SAN AUGUSTINE, TX (KTRE) - Students at San Augustine Independent School District are now getting their lunch for free. The district has signed up for a federally assisted meal program called the "National School Lunch Program" that allows them to provide free lunches to every single student.
"We have a very, very high percentage of economically disadvantaged students. Our economic disadvantaged percentage is 92 percent of our campus," said Tim Little, the principal at San Augustine High School.
About 80 percent of the kids at the elementary school, and 45 percent of students at the high school qualified for free reduced lunches last year, Little said, which is a reason why they decided to do the program this school year.
"Now, that's a little different than our economically disadvantaged, and it shows a gap in the kids who would be eligible or very close to be eligible for free reduced lunch, either not turning in the paperwork to qualify, or they are just missing the cut off lines," Little said.
The program allows the district to provide free lunches that meet Federal requirements, and in exchange, get reimbursed in subsidies and USDA foods from the U.S. Department of Agriculture for each meal that is served, according to the USDA website.
"We can do this new program where they will take our percentage of free reduced lunch and take our total lunches served and reimburse us on a percentage based on our percentage in the past," Little said. "We've chosen to go that route. It doesn't provide us any more funding. Our cafeteria is still being funded at the same level that they were last year, but it does allow us to offer the free lunches to all the kids and that allows us to catch those kids who probably qualify or are very near qualifying, but we're not catching right now."
The kids were surprised their lunches were free this year, Little said. He said so far, the program has been received positively in the community. He said the Food Services Director, Mary Johnson, was the person that pushed for the program.
"It was a lot of work on her part to apply for this and to do the work to make this happen. She did that all on her own," Little said. "It was something that she wanted to bring to the district, and she brought it to us and said it was something she was going to work towards doing this year."

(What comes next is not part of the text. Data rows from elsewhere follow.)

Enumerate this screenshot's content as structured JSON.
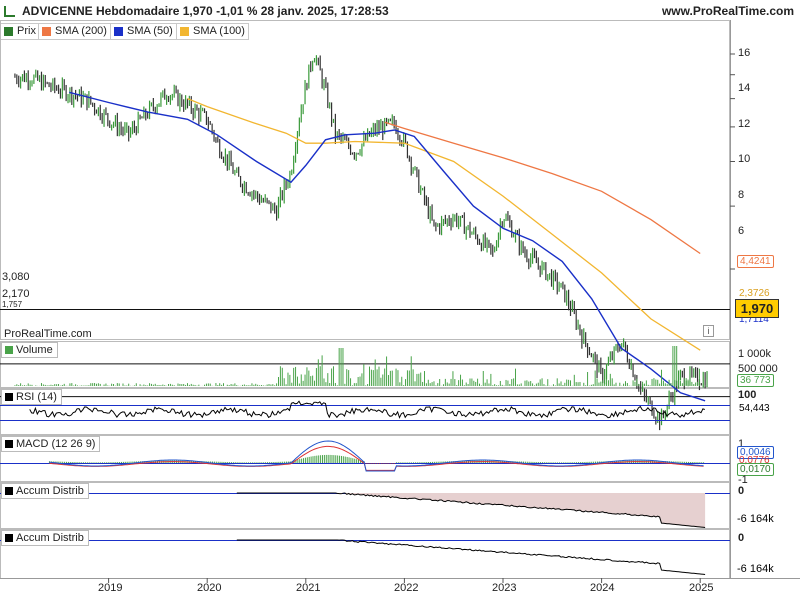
{
  "header": {
    "title": "ADVICENNE Hebdomadaire 1,970 -1,01 % 28 janv. 2025, 17:28:53",
    "site": "www.ProRealTime.com",
    "watermark": "ProRealTime.com",
    "last_price": "1,970",
    "info_glyph": "i"
  },
  "colors": {
    "price_up": "#3a9a3a",
    "price_down": "#333333",
    "sma200": "#ee7744",
    "sma50": "#1a30c8",
    "sma100": "#f2b630",
    "volume": "#49a349",
    "rsi": "#000000",
    "macd": "#2255cc",
    "macd_signal": "#dd3333",
    "accum_fill": "#e6d0d0",
    "last_box": "#ffcc00"
  },
  "legend": {
    "prix": "Prix",
    "sma200": "SMA (200)",
    "sma50": "SMA (50)",
    "sma100": "SMA (100)"
  },
  "panels": {
    "volume": "Volume",
    "rsi": "RSI (14)",
    "macd": "MACD (12 26 9)",
    "accum1": "Accum Distrib",
    "accum2": "Accum Distrib"
  },
  "horizontal_lines": [
    "3,080",
    "2,170",
    "1,757"
  ],
  "value_tags": {
    "sma200": "4,4241",
    "sma100": "2,3726",
    "sma50": "1,7114",
    "volume": "36 773",
    "rsi": "54,443",
    "macd1": "0,0046",
    "macd2": "0,0776",
    "macd3": "0,0170",
    "accum1": "-6 164k",
    "accum2": "-6 164k"
  },
  "chart_data": {
    "type": "line",
    "title": "ADVICENNE Hebdomadaire",
    "x_labels": [
      "2019",
      "2020",
      "2021",
      "2022",
      "2023",
      "2024",
      "2025"
    ],
    "price_axis": {
      "ticks": [
        "16",
        "14",
        "12",
        "10",
        "8",
        "6",
        "4"
      ],
      "ylim": [
        0.5,
        17
      ]
    },
    "volume_axis": {
      "ticks": [
        "1 000k",
        "500 000"
      ]
    },
    "rsi_axis": {
      "ticks": [
        "100"
      ]
    },
    "macd_axis": {
      "ticks": [
        "1",
        "0",
        "-1"
      ]
    },
    "accum_axis": {
      "ticks": [
        "0"
      ]
    },
    "price_series": {
      "x": [
        2018.2,
        2018.4,
        2018.6,
        2018.8,
        2019.0,
        2019.2,
        2019.4,
        2019.6,
        2019.8,
        2020.0,
        2020.1,
        2020.3,
        2020.5,
        2020.7,
        2020.85,
        2021.0,
        2021.08,
        2021.2,
        2021.3,
        2021.5,
        2021.7,
        2021.9,
        2022.0,
        2022.15,
        2022.3,
        2022.5,
        2022.7,
        2022.9,
        2023.0,
        2023.2,
        2023.4,
        2023.6,
        2023.8,
        2024.0,
        2024.2,
        2024.4,
        2024.6,
        2024.8,
        2025.0,
        2025.08
      ],
      "y": [
        13.8,
        13.0,
        12.5,
        11.8,
        10.5,
        9.5,
        11.0,
        12.5,
        11.5,
        10.5,
        9.0,
        7.2,
        6.4,
        5.8,
        7.5,
        13.0,
        16.2,
        12.5,
        9.5,
        8.5,
        9.8,
        10.2,
        9.0,
        6.8,
        5.2,
        5.6,
        5.0,
        4.4,
        5.7,
        4.5,
        4.0,
        3.5,
        2.6,
        2.0,
        2.5,
        1.8,
        1.5,
        2.0,
        1.97,
        1.97
      ]
    },
    "sma200": {
      "x": [
        2021.8,
        2022.0,
        2022.5,
        2023.0,
        2023.5,
        2024.0,
        2024.5,
        2025.0
      ],
      "y": [
        10.3,
        9.9,
        9.0,
        8.2,
        7.4,
        6.6,
        5.5,
        4.42
      ]
    },
    "sma100": {
      "x": [
        2019.8,
        2020.0,
        2020.5,
        2020.8,
        2021.0,
        2021.2,
        2021.5,
        2022.0,
        2022.5,
        2023.0,
        2023.5,
        2024.0,
        2024.5,
        2025.0
      ],
      "y": [
        12.0,
        11.4,
        10.2,
        9.6,
        9.0,
        9.0,
        9.1,
        9.0,
        8.0,
        6.4,
        5.0,
        3.9,
        2.9,
        2.37
      ]
    },
    "sma50": {
      "x": [
        2018.6,
        2019.0,
        2019.4,
        2019.8,
        2020.1,
        2020.5,
        2020.85,
        2021.0,
        2021.2,
        2021.4,
        2021.7,
        2021.9,
        2022.1,
        2022.4,
        2022.7,
        2023.0,
        2023.3,
        2023.6,
        2023.9,
        2024.2,
        2024.5,
        2024.8,
        2025.05
      ],
      "y": [
        12.5,
        11.7,
        11.0,
        10.5,
        9.5,
        8.0,
        7.0,
        7.8,
        9.2,
        9.5,
        9.6,
        9.8,
        9.4,
        7.5,
        6.0,
        5.2,
        4.8,
        4.2,
        3.3,
        2.4,
        2.1,
        1.8,
        1.71
      ]
    },
    "annotations": [
      "3,080",
      "2,170",
      "1,757"
    ]
  }
}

However, there are several challenges. Right now, the district is trying real hard to pick foods that are going to be well received by the kids, Little said.
"It's a real challenge. Middle school and high school kids can be very, very picky. And, of course, the federal guidelines on what we have to serve are very rigid, and we have very specific ways we have to construct the meal offerings," Little said.
However, they are trying new menu items including Hispanic and Asian food items that the kids are enjoying, he said.
"It's never 100 percent because when you have to put four different things on the tray, and it has to be the same four things for every kid. You're never going to get 100 percent. You will see the food in the trash because we do have to serve food to the kids that they are just not eating," Little said.
Yet, the kids do have some options and can continue to pay for snack bar items like wings, chicken nuggets, and pizza if they choose.
"The kids were surprised, and the ones who had been paying didn't have to pay. But it's been very positively received. The community has received it very positively. It's not changing what we're doing in the cafeteria," Little said. "We're still serving the same kinds of meals that we were before. There hasn't been a change in the quality of the meal. They are exactly what we served last year other than the menu modifications we made to try to find things that the kids want to eat."